History of roulette
The history of the game begins more than 300 years ago. at the end of the 17th century, with Frenchman Blaise Pascal being credited with this invention. Apparently he was trying to create a perpetual motion machine as he was studying probabilities. but the outcome took him by surprise. The roulette wheel gained a lot of traction relatively quickly and by the end of the century it was a popular game in Paris.
There are plenty of stories that modern players like to share when it comes to Roulette and most of them are about bad beats and incredible downswings. Back in the day, legends had a slightly different flavor and some claim that Frenchman Francois Blanc was so determined to gain the secrets of the game that he struck a deal with the devil.

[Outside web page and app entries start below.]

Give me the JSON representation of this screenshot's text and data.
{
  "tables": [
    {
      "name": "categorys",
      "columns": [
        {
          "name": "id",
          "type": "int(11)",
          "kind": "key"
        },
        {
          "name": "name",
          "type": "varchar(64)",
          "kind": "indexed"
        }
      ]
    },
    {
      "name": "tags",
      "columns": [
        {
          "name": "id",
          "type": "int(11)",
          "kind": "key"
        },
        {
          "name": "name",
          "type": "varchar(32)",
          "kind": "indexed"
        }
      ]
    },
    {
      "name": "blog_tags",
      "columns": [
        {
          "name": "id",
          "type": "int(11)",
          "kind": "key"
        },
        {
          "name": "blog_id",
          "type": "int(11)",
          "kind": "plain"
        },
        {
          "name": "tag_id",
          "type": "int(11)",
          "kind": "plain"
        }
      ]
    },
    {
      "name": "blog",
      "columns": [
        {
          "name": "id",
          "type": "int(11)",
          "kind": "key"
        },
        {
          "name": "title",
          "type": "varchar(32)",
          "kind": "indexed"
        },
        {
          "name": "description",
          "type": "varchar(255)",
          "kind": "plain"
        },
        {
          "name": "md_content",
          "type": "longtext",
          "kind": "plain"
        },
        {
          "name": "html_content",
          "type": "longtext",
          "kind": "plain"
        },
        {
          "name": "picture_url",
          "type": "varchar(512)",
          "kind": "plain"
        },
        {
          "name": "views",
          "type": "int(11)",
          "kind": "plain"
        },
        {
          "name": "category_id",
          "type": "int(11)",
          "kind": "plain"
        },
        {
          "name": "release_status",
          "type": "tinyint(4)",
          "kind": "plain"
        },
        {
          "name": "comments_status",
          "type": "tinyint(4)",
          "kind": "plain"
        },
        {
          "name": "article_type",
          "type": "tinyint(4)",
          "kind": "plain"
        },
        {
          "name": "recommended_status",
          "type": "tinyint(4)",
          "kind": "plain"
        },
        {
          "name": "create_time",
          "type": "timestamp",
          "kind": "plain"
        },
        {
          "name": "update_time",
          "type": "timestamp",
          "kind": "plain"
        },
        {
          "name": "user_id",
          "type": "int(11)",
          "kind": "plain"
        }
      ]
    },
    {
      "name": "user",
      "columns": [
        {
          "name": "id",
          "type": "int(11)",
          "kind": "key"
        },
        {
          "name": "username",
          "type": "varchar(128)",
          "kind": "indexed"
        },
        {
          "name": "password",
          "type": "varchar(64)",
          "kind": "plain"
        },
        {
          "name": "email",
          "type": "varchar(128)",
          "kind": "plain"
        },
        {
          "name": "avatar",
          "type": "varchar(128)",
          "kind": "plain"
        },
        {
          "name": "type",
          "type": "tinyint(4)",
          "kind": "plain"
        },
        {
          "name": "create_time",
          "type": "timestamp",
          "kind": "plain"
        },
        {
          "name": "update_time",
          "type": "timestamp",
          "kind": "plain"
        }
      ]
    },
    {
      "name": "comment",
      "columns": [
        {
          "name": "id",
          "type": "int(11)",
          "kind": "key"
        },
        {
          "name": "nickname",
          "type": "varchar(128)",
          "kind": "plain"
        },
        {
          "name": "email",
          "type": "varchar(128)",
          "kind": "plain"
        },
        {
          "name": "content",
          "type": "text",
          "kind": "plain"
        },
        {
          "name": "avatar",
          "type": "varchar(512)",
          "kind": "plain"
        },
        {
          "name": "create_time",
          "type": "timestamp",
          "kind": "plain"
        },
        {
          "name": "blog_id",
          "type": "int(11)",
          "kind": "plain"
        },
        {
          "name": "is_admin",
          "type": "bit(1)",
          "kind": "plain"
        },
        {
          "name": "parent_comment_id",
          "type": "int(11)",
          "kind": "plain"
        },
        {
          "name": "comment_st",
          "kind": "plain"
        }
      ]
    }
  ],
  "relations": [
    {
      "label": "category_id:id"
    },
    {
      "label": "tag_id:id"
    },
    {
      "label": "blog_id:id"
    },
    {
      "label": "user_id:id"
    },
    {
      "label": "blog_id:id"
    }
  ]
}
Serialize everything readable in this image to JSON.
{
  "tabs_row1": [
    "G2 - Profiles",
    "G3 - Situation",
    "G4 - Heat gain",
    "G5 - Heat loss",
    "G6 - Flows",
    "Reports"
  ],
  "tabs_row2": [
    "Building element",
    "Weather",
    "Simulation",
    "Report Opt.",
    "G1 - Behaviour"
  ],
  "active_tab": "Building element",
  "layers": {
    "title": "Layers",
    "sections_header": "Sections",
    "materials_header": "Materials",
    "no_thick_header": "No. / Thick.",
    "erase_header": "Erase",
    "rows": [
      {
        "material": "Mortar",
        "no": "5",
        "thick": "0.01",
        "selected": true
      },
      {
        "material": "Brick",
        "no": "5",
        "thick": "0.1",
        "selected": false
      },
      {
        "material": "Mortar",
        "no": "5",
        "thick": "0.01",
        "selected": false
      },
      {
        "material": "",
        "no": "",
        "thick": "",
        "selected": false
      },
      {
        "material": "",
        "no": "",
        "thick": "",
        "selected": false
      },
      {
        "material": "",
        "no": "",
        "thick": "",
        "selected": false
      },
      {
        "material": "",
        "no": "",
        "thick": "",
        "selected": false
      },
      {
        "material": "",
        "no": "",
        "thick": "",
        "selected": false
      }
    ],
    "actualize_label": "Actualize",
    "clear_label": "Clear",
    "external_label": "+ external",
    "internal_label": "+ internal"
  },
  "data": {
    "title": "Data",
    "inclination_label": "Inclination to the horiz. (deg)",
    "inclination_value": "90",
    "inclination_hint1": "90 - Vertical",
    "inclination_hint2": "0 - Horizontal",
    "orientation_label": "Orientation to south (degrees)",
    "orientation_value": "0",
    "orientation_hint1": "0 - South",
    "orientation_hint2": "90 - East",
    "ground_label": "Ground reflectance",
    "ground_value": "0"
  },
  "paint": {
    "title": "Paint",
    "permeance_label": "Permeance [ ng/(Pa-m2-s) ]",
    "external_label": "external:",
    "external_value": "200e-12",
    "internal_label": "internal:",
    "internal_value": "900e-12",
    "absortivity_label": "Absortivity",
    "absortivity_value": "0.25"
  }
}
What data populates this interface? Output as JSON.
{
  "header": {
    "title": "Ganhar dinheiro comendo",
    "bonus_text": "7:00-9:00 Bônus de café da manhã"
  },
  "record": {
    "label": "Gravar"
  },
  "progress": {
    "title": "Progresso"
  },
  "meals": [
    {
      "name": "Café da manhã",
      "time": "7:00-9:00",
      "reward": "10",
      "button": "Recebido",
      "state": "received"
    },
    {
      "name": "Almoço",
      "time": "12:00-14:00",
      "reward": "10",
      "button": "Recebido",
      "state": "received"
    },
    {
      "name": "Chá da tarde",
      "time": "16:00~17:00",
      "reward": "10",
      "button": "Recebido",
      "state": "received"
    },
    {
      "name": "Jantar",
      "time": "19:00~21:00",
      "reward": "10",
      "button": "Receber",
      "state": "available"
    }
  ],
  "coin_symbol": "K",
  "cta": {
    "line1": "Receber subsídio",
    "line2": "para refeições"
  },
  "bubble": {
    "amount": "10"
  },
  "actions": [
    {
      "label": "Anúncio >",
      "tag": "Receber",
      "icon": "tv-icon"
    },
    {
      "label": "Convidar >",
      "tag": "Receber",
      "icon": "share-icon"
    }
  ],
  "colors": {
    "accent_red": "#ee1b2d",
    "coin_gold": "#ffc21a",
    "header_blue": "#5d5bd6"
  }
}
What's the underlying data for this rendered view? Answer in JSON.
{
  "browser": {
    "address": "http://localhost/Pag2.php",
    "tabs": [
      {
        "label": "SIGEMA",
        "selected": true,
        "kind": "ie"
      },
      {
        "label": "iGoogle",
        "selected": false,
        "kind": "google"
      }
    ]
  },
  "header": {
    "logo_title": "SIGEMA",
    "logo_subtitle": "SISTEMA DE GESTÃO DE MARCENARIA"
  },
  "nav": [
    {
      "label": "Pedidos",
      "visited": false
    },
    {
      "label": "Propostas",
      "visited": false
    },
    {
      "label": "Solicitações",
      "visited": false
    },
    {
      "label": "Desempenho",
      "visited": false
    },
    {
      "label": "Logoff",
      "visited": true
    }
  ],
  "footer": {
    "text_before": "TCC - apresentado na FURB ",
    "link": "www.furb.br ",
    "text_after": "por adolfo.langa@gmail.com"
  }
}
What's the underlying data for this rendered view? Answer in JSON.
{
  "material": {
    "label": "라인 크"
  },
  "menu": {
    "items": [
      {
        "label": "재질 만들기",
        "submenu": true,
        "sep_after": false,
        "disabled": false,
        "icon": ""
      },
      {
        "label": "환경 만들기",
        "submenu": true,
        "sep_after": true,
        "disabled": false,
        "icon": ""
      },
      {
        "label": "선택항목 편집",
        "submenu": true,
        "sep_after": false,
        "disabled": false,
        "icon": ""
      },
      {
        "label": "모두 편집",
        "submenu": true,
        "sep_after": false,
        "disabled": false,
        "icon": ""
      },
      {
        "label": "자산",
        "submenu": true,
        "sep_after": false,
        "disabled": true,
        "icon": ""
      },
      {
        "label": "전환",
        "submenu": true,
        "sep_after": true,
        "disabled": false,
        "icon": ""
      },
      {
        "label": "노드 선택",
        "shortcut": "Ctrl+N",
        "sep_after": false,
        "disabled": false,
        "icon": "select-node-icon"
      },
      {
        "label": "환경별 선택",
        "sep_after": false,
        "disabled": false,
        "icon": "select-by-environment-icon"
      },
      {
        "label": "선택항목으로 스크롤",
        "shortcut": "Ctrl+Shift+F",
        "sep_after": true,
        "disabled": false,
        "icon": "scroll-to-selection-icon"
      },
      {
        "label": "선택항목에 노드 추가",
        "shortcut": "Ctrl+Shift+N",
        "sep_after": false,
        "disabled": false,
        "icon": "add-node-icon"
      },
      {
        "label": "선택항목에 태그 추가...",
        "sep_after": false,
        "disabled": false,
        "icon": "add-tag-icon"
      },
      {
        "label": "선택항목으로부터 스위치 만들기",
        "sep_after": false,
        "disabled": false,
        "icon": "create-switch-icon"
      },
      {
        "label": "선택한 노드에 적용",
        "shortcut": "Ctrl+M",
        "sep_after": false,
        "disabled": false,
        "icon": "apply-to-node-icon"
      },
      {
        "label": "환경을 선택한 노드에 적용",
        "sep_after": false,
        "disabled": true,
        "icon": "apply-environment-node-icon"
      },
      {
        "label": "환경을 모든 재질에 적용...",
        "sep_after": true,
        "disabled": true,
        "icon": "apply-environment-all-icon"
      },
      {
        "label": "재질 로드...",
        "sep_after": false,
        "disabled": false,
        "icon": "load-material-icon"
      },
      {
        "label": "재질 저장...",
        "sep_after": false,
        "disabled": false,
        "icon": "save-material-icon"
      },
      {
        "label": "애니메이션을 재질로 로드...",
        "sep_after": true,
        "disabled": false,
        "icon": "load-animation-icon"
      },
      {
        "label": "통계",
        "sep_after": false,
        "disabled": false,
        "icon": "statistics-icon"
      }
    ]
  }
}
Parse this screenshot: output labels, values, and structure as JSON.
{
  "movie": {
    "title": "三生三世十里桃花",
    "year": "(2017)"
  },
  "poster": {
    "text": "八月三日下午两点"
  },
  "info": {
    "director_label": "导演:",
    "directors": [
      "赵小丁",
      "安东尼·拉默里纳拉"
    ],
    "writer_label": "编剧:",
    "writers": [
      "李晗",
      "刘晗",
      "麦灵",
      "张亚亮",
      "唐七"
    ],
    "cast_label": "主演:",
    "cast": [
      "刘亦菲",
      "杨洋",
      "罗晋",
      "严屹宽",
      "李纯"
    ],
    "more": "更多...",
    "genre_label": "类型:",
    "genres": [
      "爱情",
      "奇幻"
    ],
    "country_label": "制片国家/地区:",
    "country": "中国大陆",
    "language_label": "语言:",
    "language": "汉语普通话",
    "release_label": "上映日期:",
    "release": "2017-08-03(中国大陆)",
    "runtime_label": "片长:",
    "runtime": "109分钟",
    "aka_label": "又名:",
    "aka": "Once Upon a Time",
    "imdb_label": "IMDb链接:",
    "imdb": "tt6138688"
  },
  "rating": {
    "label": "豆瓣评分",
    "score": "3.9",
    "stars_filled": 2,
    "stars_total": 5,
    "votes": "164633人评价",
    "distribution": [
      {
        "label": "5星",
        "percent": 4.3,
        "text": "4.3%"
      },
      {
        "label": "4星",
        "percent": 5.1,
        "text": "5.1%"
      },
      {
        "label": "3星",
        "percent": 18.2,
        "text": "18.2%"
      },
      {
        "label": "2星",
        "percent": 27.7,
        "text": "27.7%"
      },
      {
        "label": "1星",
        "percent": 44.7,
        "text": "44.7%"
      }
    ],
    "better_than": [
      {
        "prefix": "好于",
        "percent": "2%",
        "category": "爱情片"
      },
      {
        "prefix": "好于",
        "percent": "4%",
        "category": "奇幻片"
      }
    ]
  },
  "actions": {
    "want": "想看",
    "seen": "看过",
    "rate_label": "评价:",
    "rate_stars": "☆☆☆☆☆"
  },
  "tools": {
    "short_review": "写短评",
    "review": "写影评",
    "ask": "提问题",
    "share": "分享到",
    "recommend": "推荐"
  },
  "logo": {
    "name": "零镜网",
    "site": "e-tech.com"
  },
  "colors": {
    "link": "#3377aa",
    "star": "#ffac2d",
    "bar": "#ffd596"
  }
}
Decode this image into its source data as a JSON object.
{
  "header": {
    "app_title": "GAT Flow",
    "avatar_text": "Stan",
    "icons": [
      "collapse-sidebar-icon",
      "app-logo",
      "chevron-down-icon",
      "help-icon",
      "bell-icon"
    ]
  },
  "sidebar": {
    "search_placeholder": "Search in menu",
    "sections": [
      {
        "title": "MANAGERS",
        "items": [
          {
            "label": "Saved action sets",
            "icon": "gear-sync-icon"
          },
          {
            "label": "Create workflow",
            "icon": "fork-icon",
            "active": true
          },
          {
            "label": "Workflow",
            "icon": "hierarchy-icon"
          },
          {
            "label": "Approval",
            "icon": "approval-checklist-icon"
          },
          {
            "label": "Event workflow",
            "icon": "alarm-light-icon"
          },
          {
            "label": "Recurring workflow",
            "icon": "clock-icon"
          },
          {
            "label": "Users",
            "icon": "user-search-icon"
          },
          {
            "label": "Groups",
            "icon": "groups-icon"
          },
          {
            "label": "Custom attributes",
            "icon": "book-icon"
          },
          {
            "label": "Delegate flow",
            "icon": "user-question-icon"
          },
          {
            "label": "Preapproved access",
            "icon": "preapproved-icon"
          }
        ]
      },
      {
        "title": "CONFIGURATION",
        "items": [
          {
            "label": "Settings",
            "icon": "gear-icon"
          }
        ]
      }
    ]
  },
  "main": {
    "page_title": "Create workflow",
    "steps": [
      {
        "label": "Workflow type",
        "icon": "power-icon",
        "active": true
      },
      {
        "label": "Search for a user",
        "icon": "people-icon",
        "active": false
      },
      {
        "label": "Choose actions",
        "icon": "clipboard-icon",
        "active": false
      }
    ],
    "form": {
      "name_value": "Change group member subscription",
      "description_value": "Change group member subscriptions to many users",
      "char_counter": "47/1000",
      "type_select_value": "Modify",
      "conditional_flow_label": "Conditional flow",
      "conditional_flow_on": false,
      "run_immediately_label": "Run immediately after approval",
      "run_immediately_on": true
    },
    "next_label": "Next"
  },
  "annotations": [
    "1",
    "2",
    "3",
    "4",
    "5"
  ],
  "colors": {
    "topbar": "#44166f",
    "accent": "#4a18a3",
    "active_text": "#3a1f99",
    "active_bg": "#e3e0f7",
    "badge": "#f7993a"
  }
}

The argument frequently cited in support of this claim is that the numbers on the wheel will add up to 666, so there definitely has to be something unholy going on. You don’t need to a big fan of Goethe and his Faust to fall in love with the game though, but this theory could come in handy when going through a rough streak. It is always better to blame somebody else for your downswings, especially the devil, instead of taking responsibility for erratic gambling behavior.
Over the course of time, casinos decided to improve the house edge and since imagination is not their strong suit, the solution was to add another zero. The betting table changed its structure many times and when the game was imported to America. these changes grew numerous. French Roulette has a more traditional layout and offers better odds for players, while adding two special rules for the connoisseurs.
If you didn't figure out the object of playing roulette by now, you should probably stay away from the wheel. The purpose is to win as much as possible in each session you play and avoid downswings on the long run, silly. On a more serious note, players are supposed to correctly guess the number on which the ball will land after the spin. There are several types of bets to
choose from and each of them has a different payout, with the best paying wagers being also the most unlikely to win.
The rules state that players are supposed to place their bets before the ball starts dropping, but it is possible to wager when the wheel is in motion. The dealer is the one who calls the end of the betting phase, and once the ball stops in its final resting place, the winners are paid and a new round begins. It is the dealer’s duty to clear off all losing bets and lift the marker off the winning number.
In addition to these roulette rules, there are some that have to do more with etiquette, but even though they are unwritten ones, are just as important. For instance, people who are just watching the game are not allowed to sit at the roulette table seats and the dealer will kindly ask them to step aside. Those who play, are supposed to place their bets as quickly as possible, without interfering with their peers, so that everyone can wager before the dealer calls “no more bets.”
Roulette bets and odds
Once the player purchases the chips from the casino’s cashier, he is allowed to bet on any number, group of numbers or betting areas. The only problem is that they have a limited period of time to do so and in land-based casinos, where many people play at the same table, it can get a bit crowded.
The dealer can also help with placing the bets if asked by a player, but he can easily get overwhelmed when receiving many similar requests. By contrast, those who choose to play roulette online won't have the same problem, as they decide when the wheel starts spinning. The only exception to the rule is provided by online casinos that offer live dealers, as the same rules apply as in brick-and-mortar casinos.
Basically there are two categories of roulette bets, which go by the name of outside and inside bets. The former are more likely to produce a winner as the chances to win are 50-50, while inside bets are riskier but can trigger bigger payouts.